The trailer for Rogue One: A Star Wars Story has me very excited, regardless if it fails to be a great movie. Its director Gareth Edwards doesn't have the resume to guarantee the vast potential of Rian Johnson helming Episode VIII, but as I keep saying to prequel apologists everywhere, George Lucas' non-involvement will only make for a better Star Wars movie.
The content in the trailer does something very important: It shows me footage of the prequel that I was never given. You see, it took a little bit of retrospective realization that the biggest mistake of Lucas' prequel trilogy was that it didn't work as the first three episodes in a six-episode saga. Episodes I - III give away all the big secrets of Episodes IV - VI.
If Lucas had been more clever, he might have invented all new characters who represent good people of the Old Republic and are told to turn to the Jedi for help. Eventually, Obi-Wan Kenobi and Anakin Skywalker get involved as mystical supporting characters but never divulge details about how their powers work. Eventually, it is implied that Anakin Skywalker has been killed, the Empire rises and a scary Sith Lord named Darth Vader is leading massacres of the Jedi -and any people who will not bow to the new Emperor. We never see what Yoda looks like; the Emperor is barely shown; there certainly isn't a cartoonish unfunny character intended as comic relief for infants; but above all, the films atmosphere of costumes and technology appropriately lead up to the limited production style of the original.
Rogue One looks to be the closest thing to such a vision coming true. Its detachment from the Skywalker family and its invention of all-new characters who exist in a time that appears as if it could lead up to only the minutes before the first grand shot of the first Star Wars movie.

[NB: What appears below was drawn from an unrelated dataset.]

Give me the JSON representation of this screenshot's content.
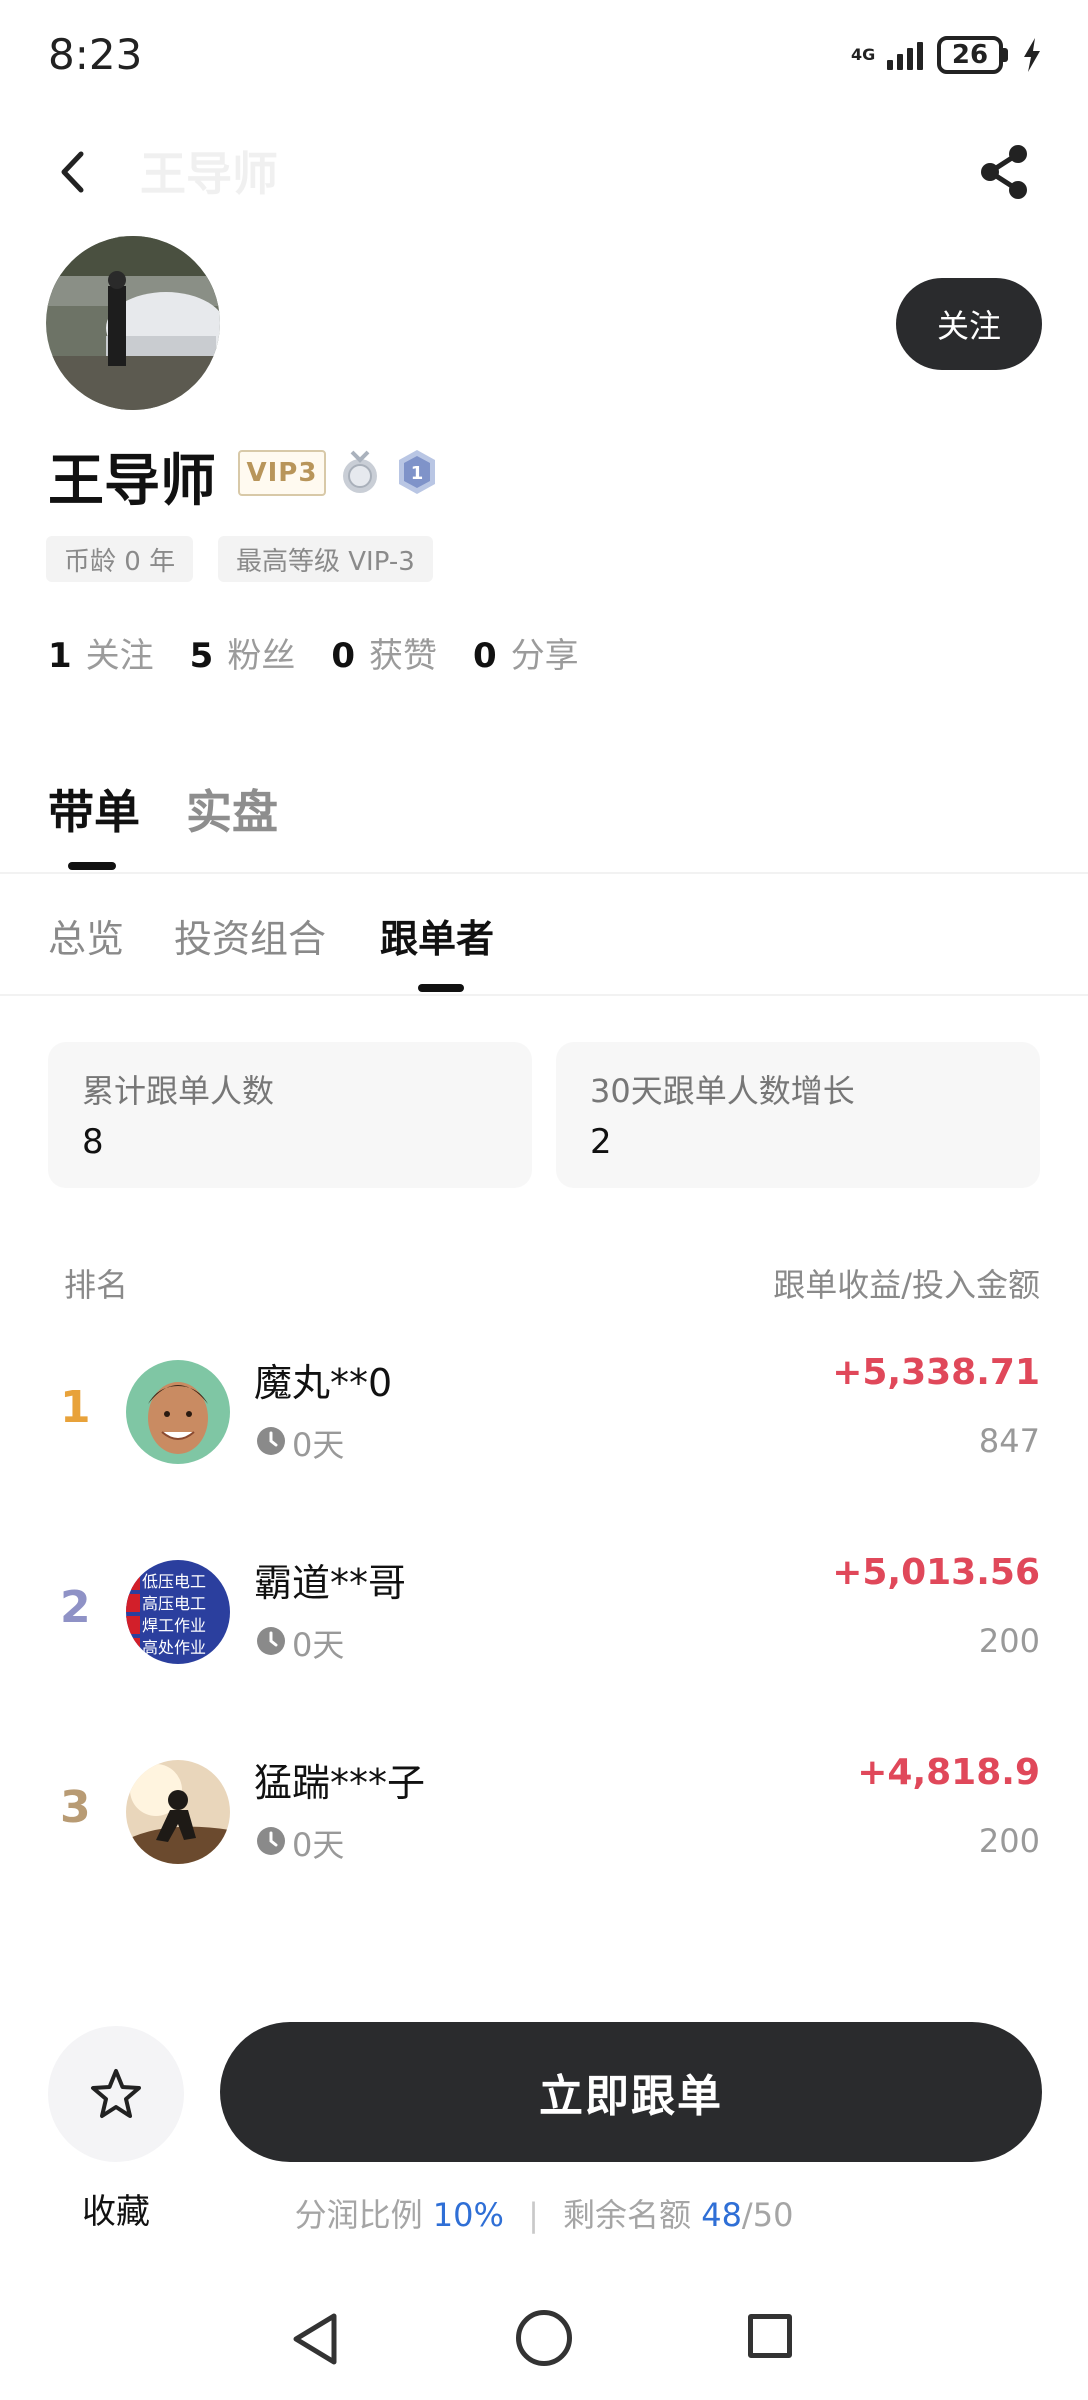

If there was anything that I appreciated about the 1997 Special Editions of the original Trilogy, it was the use of modern tools to recreate the film's spaceships and show them doing a little bit more. I could delve further into my opinion of those re-issues and the concept of digitally doctoring classic movies in general, but I'll save it for another entry. I'll just say that thanks to this trailer I've seen a dozen Star Destroyers surrounding the Death Star as it receives its finishing touches and I'm very stoked.
Edwards and his co-writers (which interestingly includes ILM digital pioneer John Knoll) are likely to make a self-serious movie lacking the light-hearted element that made The Force Awakens work for me, but it's still more than likely be more effective at doom-and-gloom melodrama, digital cinematography, and special effects than Lucas' attempt at doing the same with Revenge of the Sith.

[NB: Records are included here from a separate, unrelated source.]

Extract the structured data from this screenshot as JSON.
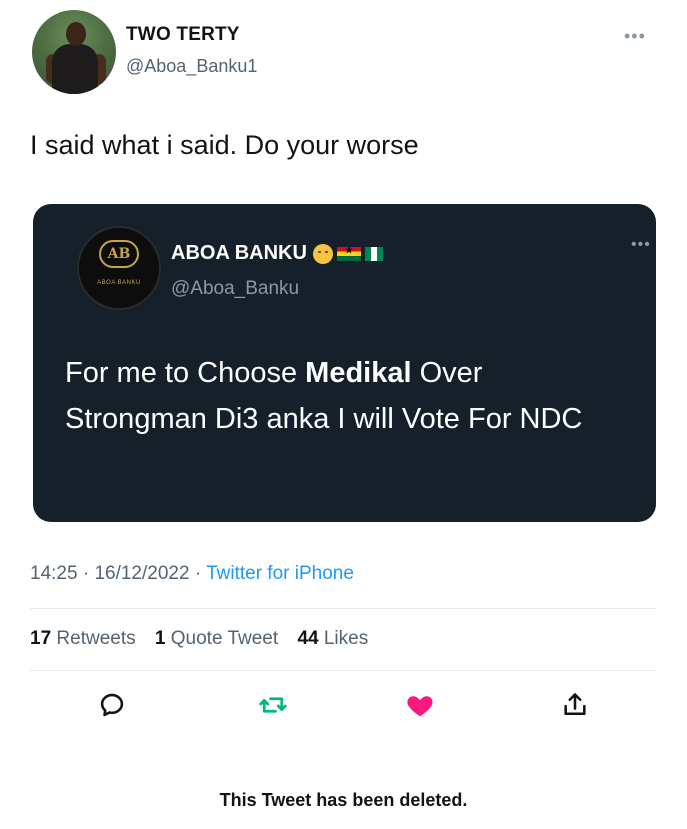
{
  "user": {
    "name": "TWO TERTY",
    "handle": "@Aboa_Banku1"
  },
  "tweet": {
    "text": "I said what i said. Do your worse"
  },
  "quoted": {
    "name": "ABOA BANKU",
    "handle": "@Aboa_Banku",
    "avatar_monogram": "AB",
    "avatar_caption": "ABOA BANKU",
    "text_part1": "For me to Choose ",
    "text_bold": "Medikal",
    "text_part2": " Over Strongman Di3 anka I will Vote For NDC"
  },
  "meta": {
    "time": "14:25",
    "date": "16/12/2022",
    "source": "Twitter for iPhone"
  },
  "stats": {
    "retweets_count": "17",
    "retweets_label": "Retweets",
    "quotes_count": "1",
    "quotes_label": "Quote Tweet",
    "likes_count": "44",
    "likes_label": "Likes"
  },
  "colors": {
    "like": "#f91880",
    "retweet": "#00ba7c",
    "link": "#1d9bf0",
    "quote_bg": "#15202b"
  },
  "footer": {
    "deleted_notice": "This Tweet has been deleted."
  }
}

I have yet to see Felicity Jones as anything more than a one-note actress with a pretty face, but this movie may not require a lot of emotional range from her character. Forest Whitaker looks over-the-top, Mexican actor Diego Luna looks a lot like Biggs Darklighter but doesn't speak in the trailer, Genevieve O'Reilly gets a second chance to shine as Mon Mothma (and not wind up on the cutting room floor of an inept prequel) and the briefly-seen Ben Mendelsohn is sure to be excellent.
Alexandre Desplat is among the best composers working today and demonstrates more versatility than any I can think of. I am very exited to hear what unique touch he has on the film's atmosphere.
I'm hoping that Disney/Lucasfilm choose to stylistically liberate themselves from the other Star Wars films in the "Star Wars Story" series. They could exercise the right to utilize the normally scarce cinematic techniques of the existing seven movies (Slow-motion, flashbacks, etc). I'd also be very happy if they don't use the Star Wars Theme and opening crawl at the beginning of any of them, reserving Williams' most famous piece for where it counts.
I'm running out of metaphors for how Lucas wronged his own creation, so I won't use any. The beauty in what's happening now is that even when a subpar filmmaker is given a Star Wars project, if they really love Star Wars then I guarantee you that they love it more than George Lucas does and it may inspire their best work.